In 2011, 25-year-old Vicky Cheng arrived in Hong Kong with no job and no plans. With the excuse of renewing his Hong Kong ID card, the young chef – who grew up in Canada and had trained at Toronto’s Auberge du Pommier restaurant and under Daniel Boulud at his eponymous New York eatery – had returned to his city of birth. He was quickly snatched up by the Liberty group, where he helmed three restaurants.
Fast forward 4½ years, and Cheng opened VEA, in Central, serving cuisine that marries French techniques with Chinese ingredients. He describes it as “Chinese x French”. Within a year of opening, VEA gained a Michelin star.

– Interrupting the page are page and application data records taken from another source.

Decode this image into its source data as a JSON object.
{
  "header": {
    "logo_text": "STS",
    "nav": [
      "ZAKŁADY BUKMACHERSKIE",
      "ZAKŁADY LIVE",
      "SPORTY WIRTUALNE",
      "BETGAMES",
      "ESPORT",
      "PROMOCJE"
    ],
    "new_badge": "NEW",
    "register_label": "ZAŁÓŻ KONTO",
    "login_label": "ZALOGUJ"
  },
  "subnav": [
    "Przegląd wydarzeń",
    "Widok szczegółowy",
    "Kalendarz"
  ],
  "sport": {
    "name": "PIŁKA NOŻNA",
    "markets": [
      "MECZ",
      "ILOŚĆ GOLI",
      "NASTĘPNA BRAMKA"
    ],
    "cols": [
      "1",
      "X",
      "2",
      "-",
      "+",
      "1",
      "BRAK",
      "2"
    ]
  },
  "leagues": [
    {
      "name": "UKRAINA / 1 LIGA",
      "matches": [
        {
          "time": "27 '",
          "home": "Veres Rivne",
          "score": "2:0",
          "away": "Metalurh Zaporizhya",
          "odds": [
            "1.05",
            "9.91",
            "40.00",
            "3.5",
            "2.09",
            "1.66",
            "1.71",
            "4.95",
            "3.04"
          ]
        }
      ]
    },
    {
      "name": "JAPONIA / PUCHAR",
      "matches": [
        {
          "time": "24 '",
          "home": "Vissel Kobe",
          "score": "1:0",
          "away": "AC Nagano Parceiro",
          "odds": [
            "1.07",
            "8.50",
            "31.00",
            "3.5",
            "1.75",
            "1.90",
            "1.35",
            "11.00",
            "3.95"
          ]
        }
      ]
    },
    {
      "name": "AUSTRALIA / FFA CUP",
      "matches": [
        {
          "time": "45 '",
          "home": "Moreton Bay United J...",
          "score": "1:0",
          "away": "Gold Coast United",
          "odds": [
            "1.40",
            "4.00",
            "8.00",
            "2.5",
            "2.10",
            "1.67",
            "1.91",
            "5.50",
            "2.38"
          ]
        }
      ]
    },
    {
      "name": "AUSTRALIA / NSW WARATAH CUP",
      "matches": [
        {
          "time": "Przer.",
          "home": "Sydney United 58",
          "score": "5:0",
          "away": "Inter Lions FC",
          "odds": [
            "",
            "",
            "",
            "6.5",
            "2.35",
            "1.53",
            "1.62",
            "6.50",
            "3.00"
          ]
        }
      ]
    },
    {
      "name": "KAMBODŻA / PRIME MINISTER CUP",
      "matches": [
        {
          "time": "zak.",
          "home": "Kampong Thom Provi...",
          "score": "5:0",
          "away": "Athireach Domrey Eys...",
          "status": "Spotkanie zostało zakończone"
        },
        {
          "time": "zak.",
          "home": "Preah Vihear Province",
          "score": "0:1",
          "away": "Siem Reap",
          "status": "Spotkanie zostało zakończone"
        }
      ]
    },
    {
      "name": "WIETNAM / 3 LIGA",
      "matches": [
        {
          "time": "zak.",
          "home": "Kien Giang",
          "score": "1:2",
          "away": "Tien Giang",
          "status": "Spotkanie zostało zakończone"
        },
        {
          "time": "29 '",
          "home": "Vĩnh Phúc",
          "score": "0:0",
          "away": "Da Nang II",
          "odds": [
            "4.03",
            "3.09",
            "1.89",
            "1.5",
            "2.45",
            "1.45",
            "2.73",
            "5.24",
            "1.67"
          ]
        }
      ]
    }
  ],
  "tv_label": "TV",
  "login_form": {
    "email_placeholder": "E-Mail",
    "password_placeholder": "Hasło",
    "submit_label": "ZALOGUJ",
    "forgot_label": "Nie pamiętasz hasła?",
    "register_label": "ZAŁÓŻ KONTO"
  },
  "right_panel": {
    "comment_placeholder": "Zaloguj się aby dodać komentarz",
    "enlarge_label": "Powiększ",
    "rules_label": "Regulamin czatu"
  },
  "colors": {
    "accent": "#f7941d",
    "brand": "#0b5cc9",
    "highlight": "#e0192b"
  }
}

Working hours are long for the chef and restaurant owner, but Cheng insists on cooking at home as often as possible.
“In the morning, I cook for my wife and daughter,” he says. “I also cook at home every night after service, usually around 1am. I try not to smoke up my house at nighttime, so I don’t do much pan-frying. I find myself making a lot of seafood. With something fresh, you can just steam it or boil it, and pair it with a sauce.”
Cheng visits wet markets every morning to seek inspiration, and to pick up ingredients for his restaurant and home.
“Always buy what’s fresh. Be flexible,” the chef advises. “It makes no sense if you want to make a dish with a fatty fish, but that particular fish is not fresh today and you go for it anyway, while next to it is a leaner fish that’s 10 times fresher. You need to change your game plan based on what the freshest ingredient is, and what’s seasonal.
“When presented with a premium ingredient, you do less to it. If the quality is not as good, then you have to think how to apply more work to make it a beautiful dish.”
As in many Hong Kong households, Cheng has the pantry staples of scallions, ginger, garlic, chilli, shallots and onions.
“As long as I have these aromatics, I can just buy a main ingredient – any seafood, meat or vegetables – and make something good out of it,” he says. “To me, that’s the flavour of Hong Kong. You may not taste them, but they are always in the background.”
A frequent traveller for his work, Cheng’s most recent trip was to Colombia.
“I was there for Nespresso, as one of their ambassadors,” he says. “I brought back the husks of coffee beans. Through fermentation, the shells of the [coffee beans] get removed. They call it parchment coffee. This usually goes to compost or for burning fuel. I’m not sure what I’m going to do with them yet, but they have the aroma of coffee and look like oatmeal. I want to experiment with whether I can grind them into powder and turn them into porridge, or dehydrate them and make them into chips.”
The VEA team are encouraged to bring back interesting ingredients when they travel, to fill up the restaurant spice jar.
“When I went to Santorini [in Greece], there were pistachios everywhere,” says Cheng. “Raw pistachio is very citrusy. We’ve dried them and sometimes grate them with a Microplane. We use it like nutmeg.”
Also lining the shelves opposite the open kitchen counter at VEA are large glass jars filled with preserves. Cheng has just made a big batch of preserved whole fruits, including limes and kumquats, and is working on another batch using calamansi from the Philippines. The result is tangy, sweet, with a hint of bitterness coming from the softened skin of the fruit.
“Wherever I go, the first stop is usually the markets. That’s where you can immerse yourself in a culture and not just a tourist destination,” Cheng says. “I’m more interested in the local culture and flavours, and things locals buy for their homes.”
Fruit plays an important role in Cheng’s diet. “Juices are a big part of my breakfast,” he says. “My favourite right now is with guava and green grape. So fragrant and sweet.
“A piece of kitchen equipment I cannot do without is my slow-press juicer. To extract flavour, you can use any juicer. But to extract viscosity and grind out the thickness of each fruit, you need a slow-press juicer.”
When asked about guilty pleasures, Cheng has no hesitation. “Shin Ramyun,” he declares. “These Korean spicy instant noodles are something I never get sick of. I’m trying to eat less carbs now, so I don’t eat it much any more. But sometimes I will cheat.”
Any instant ramen cooking tips?
“A lot of people, including my family, cook the noodles in plain water, then add the soup packet to the water. I add the soup packet first, so I’m cooking the noodles in a flavourful broth,” he says. “By the time the noodles are cooked, the soup will have been absorbed by the noodles [and the flavours will therefore be stronger]. I always add a half-beaten egg. I push the noodles aside, scoop the egg in and let it sit for a bit before a light stir. And I cook the noodles al dente.”